- As noted above, the elevation of his own 'important thinking' - the 'theory of the Three Represents' (三个代表) - to the pantheon of Party doctrine. This is a further turning away from any semblance of orthodox Marxism - the party will now represent all the 'advanced productive forces in society', including private business entrepreneurs, who are now welcome to join what was once the dictatorship of the proletariat. The other two things the Party will 'represent' are 'the interests of the broadest mass of the Chinese nation' and 'advanced forces in science, technology and culture'. Don't worry if this sounds impossibly vague, not many Chinese people are sure what it's supposed to mean either, despite endless study sessions for cadres up and down the country.
- Emphasising again the Party's historical mission to unite China, and reserving the right to use force against Taiwan should she declare independence.
- Welcoming globalisation and seeing opportunities for China in the process (she has been a member of the WTO for a year now).
- Whilst making some vague references to 'citizen participation', no hint of political reform beyond continued experimentation with direct elections at grassroots level (village, township and urban resident committees).
At the time of this revision (24th November), reaction to the Congress is a mix of praise for the first peaceful transfer of power in modern China, and despair at the conservative nature of the change. Despite China's numerous problems, meaningful political reform seems still a distant prospect - and without reform, widening gaps in wealth and a lack of social justice look set to continue. Bao Tong, a senior official arrested for his support for the democracy movement in 1989 (and still under house arrest today) lamented this lost opportunity for reform, and pointed out that whilst the Party uses the perceived need for stability as an excuse for glacially slow political change, it is precisely the Party's monopoly of power that has been behind most of the crises in modern China.

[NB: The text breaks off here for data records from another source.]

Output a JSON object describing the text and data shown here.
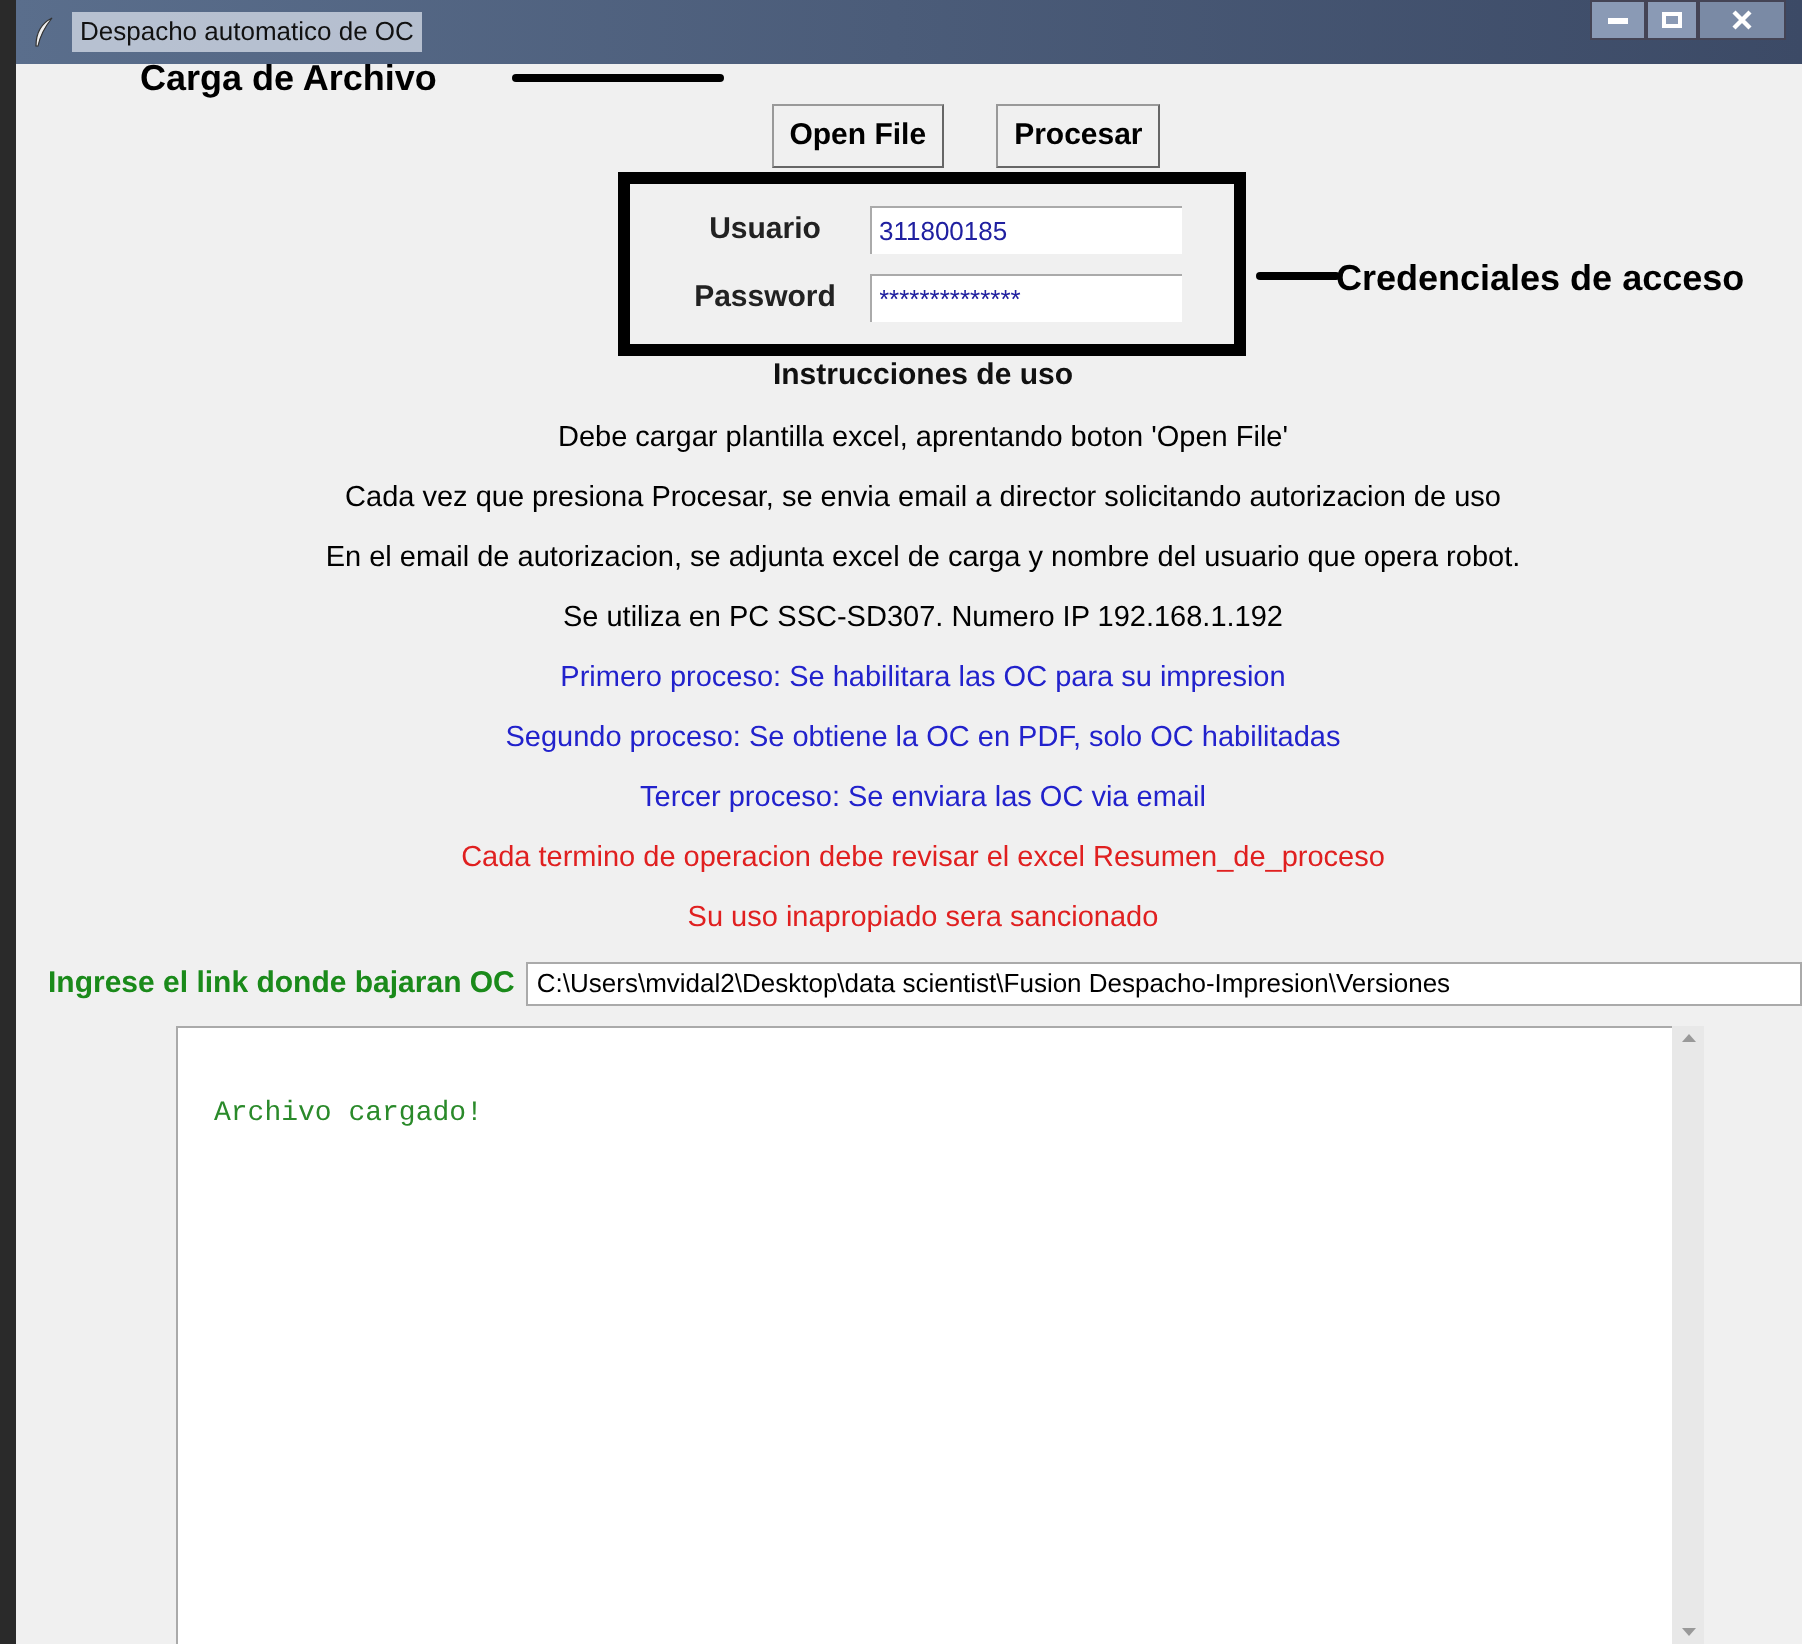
{
  "window": {
    "title": "Despacho automatico de OC"
  },
  "buttons": [
    "Open File",
    "Procesar"
  ],
  "credentials": [
    {
      "label": "Usuario",
      "value": "311800185"
    },
    {
      "label": "Password",
      "value": "**************"
    }
  ],
  "annotations": [
    "Carga de Archivo",
    "Credenciales de acceso"
  ],
  "instructions": {
    "title": "Instrucciones de uso",
    "lines": [
      {
        "text": "Debe cargar plantilla excel, aprentando boton 'Open File'",
        "color": "#000000"
      },
      {
        "text": "Cada vez que presiona Procesar, se envia email a director solicitando autorizacion de uso",
        "color": "#000000"
      },
      {
        "text": "En el email de autorizacion, se adjunta excel de carga y nombre del usuario que opera robot.",
        "color": "#000000"
      },
      {
        "text": "Se utiliza en PC SSC-SD307. Numero IP 192.168.1.192",
        "color": "#000000"
      },
      {
        "text": "Primero proceso: Se habilitara las OC para su impresion",
        "color": "#2222cc"
      },
      {
        "text": "Segundo proceso: Se obtiene la OC en PDF, solo OC habilitadas",
        "color": "#2222cc"
      },
      {
        "text": "Tercer proceso: Se enviara las OC via email",
        "color": "#2222cc"
      },
      {
        "text": "Cada termino de operacion debe revisar el excel Resumen_de_proceso",
        "color": "#e02020"
      },
      {
        "text": "Su uso inapropiado sera sancionado",
        "color": "#e02020"
      }
    ]
  },
  "link": {
    "label": "Ingrese el link donde bajaran OC",
    "value": "C:\\Users\\mvidal2\\Desktop\\data scientist\\Fusion Despacho-Impresion\\Versiones"
  },
  "log": {
    "text": "Archivo cargado!"
  }
}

I'd like to note here that whilst the significance of the Party in Chinese political life can hardly be overemphasised, governance in China is not the monolith it may appear to outsiders, and various interest constituencies, political, economic and regional all contest policy. Sadly, as currently constituted, the mechanism most excludes the poorest and weakest (hardly, it must be said, a phenomenon unique to China). Citizens have not been allowed to lobby their delegates. Whilst trumpeting its achievements in the period of 'reform and opening' (改革开放), the Party rules an increasingly polarised country - almost 20% live below the World Bank poverty line of USD 1 per day (including many newly impoverished urban workers), and disparities between the wealthy coastal provinces of the east and the 'backward' western interior continue to grow. Amidst the optimism and self-congratulation, the Party is well aware that it faces difficult challenges as it prepares its first work programme of the new century.
Read about the Congress on its official website:
http://www.16congress.org.cn (in English, French, Russian, Arabic, Spanish, Japanese and Esperanto (!) as well as Chinese.
John Gitting's Guardian report at: